One of my favorite aspects of writing mysteries is that I can be in complete control of the process, from beginning to end. Such independence was not possible when I was a songwriter back in the 1980s and ’90s. Although I could pen the lyrics and compose a melody line and chords to go along with them, the song was never “complete” until I got the band together and we worked out a full-fleshed arrangement. And unlike with fiction writing, a song doesn’t really exist until performed or recorded, which also (at least for me) requires the assistance of others.
But as with many things in life, there’s a downside to the independence inherent in fiction-writing: It can be a lonely calling. And discouraging, too, when those rejection letters start pouring in.
Tournament of Roses poster in the hotel hallway
The main reason I signed up for the conference was to attend the classes. And, for the most part, they were terrific: lectures on how to bring your characters to life, crime scene investigation, and page-turning techniques; panel discussions on outlining vs. seat-of-the-pantsing, marketing, and the role of agents and editors.
authors discussing their revision techniques
agent Ann Collette advises us on
the DOs and DON’Ts of mystery writing
In addition, we were treated to keynote speeches by two of the brightest mystery stars of our generation: Sue Grafton and Elizabeth George.
Sue Grafton spoke at lunch on Saturday, and made us all feel better about our rejections when we learned that, not only was she not an overnight success with her alphabet series, but that A Is For Alibi was her eighth novel.
She explained how she thinks of herself as having a variety of personas: “she who speaks,” “she who writes,” “the rebel” and “the warrior.” In addition, she thinks of herself as having what she calls the contradictory voices of “the ego” and “the shadow”—a bit like the angel on one shoulder and the devil on the other.
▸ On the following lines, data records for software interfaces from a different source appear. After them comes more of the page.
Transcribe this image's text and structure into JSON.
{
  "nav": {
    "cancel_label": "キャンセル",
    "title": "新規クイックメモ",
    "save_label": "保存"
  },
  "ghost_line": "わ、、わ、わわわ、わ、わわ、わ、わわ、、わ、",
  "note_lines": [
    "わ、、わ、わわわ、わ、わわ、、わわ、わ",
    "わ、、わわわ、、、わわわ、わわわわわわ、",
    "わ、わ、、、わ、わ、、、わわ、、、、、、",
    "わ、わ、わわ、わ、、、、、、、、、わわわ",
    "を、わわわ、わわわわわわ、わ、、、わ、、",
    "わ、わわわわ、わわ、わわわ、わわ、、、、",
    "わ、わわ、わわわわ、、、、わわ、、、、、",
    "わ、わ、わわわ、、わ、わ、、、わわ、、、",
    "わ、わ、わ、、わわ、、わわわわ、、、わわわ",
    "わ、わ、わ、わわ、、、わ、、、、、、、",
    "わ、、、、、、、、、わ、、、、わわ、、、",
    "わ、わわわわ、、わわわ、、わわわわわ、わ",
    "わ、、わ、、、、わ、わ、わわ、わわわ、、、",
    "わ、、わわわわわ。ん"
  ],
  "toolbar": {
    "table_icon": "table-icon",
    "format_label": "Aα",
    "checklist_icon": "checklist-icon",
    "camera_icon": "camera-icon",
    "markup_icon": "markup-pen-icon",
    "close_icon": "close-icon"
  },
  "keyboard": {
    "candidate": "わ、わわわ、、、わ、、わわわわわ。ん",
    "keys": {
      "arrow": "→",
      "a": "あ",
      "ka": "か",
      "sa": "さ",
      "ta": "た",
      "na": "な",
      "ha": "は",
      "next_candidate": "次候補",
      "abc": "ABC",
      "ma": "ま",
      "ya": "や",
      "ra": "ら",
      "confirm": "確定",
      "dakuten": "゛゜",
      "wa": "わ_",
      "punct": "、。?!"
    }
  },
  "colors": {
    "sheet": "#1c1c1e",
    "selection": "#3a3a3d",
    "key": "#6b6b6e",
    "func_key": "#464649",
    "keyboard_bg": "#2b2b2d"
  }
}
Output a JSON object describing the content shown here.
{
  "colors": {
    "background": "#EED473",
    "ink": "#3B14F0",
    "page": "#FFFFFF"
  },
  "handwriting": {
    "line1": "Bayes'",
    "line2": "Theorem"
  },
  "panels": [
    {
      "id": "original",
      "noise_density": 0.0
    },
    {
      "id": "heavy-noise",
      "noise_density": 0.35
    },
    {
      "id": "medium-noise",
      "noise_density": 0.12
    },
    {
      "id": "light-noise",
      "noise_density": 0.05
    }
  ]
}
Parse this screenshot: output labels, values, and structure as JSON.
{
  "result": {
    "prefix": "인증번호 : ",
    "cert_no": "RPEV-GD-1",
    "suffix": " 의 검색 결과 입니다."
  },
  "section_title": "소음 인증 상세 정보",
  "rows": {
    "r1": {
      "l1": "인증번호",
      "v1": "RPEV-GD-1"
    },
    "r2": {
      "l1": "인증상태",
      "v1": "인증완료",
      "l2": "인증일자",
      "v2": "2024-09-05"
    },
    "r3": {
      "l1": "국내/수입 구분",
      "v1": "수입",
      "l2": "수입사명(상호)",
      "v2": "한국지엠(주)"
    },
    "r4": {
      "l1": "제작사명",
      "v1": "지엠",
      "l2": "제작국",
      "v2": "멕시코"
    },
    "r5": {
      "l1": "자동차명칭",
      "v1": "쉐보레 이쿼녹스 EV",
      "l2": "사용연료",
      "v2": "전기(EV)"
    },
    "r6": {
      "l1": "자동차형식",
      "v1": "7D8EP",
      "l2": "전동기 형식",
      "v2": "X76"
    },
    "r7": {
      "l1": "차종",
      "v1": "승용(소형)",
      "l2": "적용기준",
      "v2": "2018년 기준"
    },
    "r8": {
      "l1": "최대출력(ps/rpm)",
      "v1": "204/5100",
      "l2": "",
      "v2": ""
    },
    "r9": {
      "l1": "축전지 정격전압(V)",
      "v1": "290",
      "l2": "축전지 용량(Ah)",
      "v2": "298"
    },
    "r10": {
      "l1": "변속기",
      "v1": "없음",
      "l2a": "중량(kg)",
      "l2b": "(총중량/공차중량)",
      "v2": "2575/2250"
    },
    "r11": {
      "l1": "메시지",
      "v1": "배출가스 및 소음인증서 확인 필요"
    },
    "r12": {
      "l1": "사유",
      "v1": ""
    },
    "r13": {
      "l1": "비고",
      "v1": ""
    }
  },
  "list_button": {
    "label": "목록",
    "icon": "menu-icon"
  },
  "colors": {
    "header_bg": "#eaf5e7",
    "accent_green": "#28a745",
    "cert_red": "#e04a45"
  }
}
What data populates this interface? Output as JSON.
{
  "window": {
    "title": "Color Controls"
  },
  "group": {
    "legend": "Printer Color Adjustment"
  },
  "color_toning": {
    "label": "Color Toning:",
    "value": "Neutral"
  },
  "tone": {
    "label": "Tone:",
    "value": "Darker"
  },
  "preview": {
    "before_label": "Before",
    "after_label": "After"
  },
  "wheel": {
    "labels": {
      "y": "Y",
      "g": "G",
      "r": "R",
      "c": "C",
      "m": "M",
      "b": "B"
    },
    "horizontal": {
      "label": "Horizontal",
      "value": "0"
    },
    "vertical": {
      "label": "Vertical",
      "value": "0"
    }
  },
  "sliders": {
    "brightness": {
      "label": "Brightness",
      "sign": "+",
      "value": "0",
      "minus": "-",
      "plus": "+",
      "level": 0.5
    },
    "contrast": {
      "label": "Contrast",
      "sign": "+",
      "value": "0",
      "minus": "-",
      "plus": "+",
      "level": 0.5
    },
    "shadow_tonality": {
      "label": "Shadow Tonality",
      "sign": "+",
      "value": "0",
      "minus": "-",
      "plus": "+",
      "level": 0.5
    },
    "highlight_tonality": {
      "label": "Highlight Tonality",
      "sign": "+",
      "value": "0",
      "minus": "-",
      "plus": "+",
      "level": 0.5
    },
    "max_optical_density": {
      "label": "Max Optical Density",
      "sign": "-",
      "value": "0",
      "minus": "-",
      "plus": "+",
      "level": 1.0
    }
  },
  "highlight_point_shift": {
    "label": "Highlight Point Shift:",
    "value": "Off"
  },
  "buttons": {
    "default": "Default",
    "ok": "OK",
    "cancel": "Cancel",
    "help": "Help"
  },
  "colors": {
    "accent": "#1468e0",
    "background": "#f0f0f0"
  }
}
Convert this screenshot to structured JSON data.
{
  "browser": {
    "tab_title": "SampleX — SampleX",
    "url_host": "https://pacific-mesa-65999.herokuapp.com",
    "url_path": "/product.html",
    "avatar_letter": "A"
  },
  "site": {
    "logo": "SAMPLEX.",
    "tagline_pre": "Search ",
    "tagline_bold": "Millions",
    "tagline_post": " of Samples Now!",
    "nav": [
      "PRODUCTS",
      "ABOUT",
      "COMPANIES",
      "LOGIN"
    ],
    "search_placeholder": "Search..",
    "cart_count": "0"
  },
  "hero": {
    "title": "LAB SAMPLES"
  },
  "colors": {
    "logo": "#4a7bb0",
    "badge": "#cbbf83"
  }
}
Grafton then paused, and told us that after saying all this to another audience some time back, she had received a letter from one of the attendees saying: “Thank you for having the courage to talk about your mental illness.”
I’ll pass along a good tip she gave us: If you ever experience writer’s block, it’s likely because you took a wrong turn at some point. Go back in your story until you find where you took that wrong turn and fix it.
Elizabeth George spoke on Sunday. I’m not a huge fan of her novels, which are too drawn out and slow-moving for my taste, but I was impressed by her personally. She is so warm and heartfelt, and clearly cares deeply about the writer’s craft and the nurturing of new writers. I got the feeling that if I met her in the street she would give me a big hug.
George spoke at length about what “the gift of being a writer” means. Above all, it means having the love of language, she said. And of being ready and aware at all times, and seeing possibilities, such as a snatch of conversation, or the detail in a place that can tell a story. “My written language, however, is much better than my spoken language,” she confessed. “I can’t even pronounce some of the words I use in my novels.”
clockwise from top: author/journalist Hank Phillippi Ryan,
Sisters in Crime/L.A. President Patricia Smiley;
Elizabeth George; Sue Grafton
(I stood next to the “official” photographer to get this shot)
I took copious notes, met influential agents and editors, and emerged from the conference invigorated and eager to attack my manuscript anew and make myriad revisions.
But the best part of it all, without doubt, was meeting other writers—published authors happy to discuss their beginnings and give encouragement and advice; and folks like me, still shopping their manuscripts and dreaming of that elusive phone call from the agent who wants your book.
I made a host of new writer friends, found a new m.s.-swap group, and came out of the conference feeling truly connected—not lonely anymore.